Here is my husband, Scot AnSgeulaiche speaking some of the Gàidhlig terms of endearment used in Outlander. There are more on the Jamie and Claire Tour page

You will need a Plugin in your browser, such as Quicktime or Real Player, to play these audio files. You may also Right Click on them and "Save As..." to your hard drive and open them with a stand alone audio programme.

"Mo chuiseal", Jenny's term for her bairns (lit. "my blood")


"Mo doinne", Jamie's name for Claire (lit. "my brown one")


"Mo nighean donn", Jamie's name for Claire (lit. "my brown lassie")



"Sassanach", Jamie's name for Claire (lit. "lowlander")


There are more book phrases on the Jamie and Claire Tour page. If you have any that you would like Scot to record, post here with a page ref, if needed.

Monday, 24 November 2008

How has Outlander inspired your life?

WARNING: This post has a spoiler from "The Fiery Cross" book.
I'm asking about inspirations that the Outlander series has given you, from the little things to the big things. It can be as big as motivating you to change a part of your life, or as small as helping you to get through a difficult moment, like this example: Claire having to defend herself against a bison in the garden with a saw (creating much blood) is a scene that, oddly, came back to assist me later. As long term, but slightly lapsed, vegetarians, we were given a large hock of deer venison as a thank you gift. "Thanks", I said, through a pasty grin, standing at our back door ("what the hell am I going to do with this?" I secretly thought). When my husband found out about it, he was quite happy, because apparently he liked venison, so I felt somewhat obliged to cook it.

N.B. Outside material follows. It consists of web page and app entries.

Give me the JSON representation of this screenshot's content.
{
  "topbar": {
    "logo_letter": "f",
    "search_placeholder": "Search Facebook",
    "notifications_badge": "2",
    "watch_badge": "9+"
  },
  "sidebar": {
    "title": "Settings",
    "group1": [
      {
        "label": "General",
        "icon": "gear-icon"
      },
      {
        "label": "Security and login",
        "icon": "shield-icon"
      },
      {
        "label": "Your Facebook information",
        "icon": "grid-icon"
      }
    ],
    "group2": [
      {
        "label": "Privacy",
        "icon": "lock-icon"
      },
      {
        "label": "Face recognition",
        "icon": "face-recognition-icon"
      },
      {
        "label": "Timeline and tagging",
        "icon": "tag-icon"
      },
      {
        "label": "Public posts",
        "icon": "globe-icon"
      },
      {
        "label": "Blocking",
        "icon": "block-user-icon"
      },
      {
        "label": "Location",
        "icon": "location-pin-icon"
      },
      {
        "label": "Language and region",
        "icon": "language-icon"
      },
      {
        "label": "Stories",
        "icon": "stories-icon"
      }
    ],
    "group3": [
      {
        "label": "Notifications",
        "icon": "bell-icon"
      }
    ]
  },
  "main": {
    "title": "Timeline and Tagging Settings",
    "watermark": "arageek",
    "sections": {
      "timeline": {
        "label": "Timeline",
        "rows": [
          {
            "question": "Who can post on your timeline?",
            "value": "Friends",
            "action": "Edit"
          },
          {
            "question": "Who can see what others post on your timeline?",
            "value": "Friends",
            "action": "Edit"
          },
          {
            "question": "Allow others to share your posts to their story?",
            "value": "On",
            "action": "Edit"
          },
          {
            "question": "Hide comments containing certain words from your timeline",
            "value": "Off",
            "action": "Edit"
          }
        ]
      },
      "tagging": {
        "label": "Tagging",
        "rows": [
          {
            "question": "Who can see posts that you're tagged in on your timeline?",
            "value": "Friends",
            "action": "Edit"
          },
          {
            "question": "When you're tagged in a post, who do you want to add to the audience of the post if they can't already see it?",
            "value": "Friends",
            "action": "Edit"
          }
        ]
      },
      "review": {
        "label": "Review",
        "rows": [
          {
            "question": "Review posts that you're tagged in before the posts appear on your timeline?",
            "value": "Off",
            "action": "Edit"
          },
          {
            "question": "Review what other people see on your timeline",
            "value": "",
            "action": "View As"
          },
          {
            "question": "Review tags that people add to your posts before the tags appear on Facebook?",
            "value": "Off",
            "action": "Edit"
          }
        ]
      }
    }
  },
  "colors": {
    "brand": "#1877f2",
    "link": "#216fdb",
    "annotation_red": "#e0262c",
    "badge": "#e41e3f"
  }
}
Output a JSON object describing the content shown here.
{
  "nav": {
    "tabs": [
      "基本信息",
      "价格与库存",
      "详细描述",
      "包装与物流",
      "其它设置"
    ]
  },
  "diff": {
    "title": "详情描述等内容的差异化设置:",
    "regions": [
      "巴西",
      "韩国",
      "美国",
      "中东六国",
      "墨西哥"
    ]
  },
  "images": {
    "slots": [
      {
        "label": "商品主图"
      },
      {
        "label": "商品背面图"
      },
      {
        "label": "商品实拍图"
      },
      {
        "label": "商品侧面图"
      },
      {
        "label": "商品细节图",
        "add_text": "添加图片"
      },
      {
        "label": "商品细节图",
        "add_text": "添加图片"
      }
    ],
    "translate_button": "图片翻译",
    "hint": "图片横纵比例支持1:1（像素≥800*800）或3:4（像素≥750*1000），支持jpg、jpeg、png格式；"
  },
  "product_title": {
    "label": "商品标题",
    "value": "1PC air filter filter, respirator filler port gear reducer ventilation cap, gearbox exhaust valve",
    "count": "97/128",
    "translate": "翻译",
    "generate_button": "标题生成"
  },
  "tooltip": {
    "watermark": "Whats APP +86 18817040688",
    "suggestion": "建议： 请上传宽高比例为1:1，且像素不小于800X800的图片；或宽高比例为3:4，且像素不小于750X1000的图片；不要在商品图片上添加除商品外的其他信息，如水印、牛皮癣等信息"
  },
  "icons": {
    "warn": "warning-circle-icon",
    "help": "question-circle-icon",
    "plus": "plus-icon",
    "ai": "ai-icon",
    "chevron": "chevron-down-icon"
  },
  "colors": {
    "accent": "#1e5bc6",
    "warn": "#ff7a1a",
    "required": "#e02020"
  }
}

Some time later, having squared up to this awful looking chop on the chopping board, I was wondering how I was to butcher it without a) feeling sick b) shutting my eyes and cutting off a finger c) putting myself off the supposed dinner it was to become.

Into my mind popped Claire Fraser, and I thought "What would she do?" Then I remembered her taking on a whole buffalo, not just a bone of venison. I thought "If she can do THAT, I can do THIS".

The venison casserole was a hit with himself, (my husband) btw.

Met any "bison's" in your life that a sprinkling of Gabaldon helped you to overcome? Are you inspired by Claire's ability to overcome adversity or Jamie's ability to speak several languages? Let us hear the teeniest or grandest thought that comes to your mind.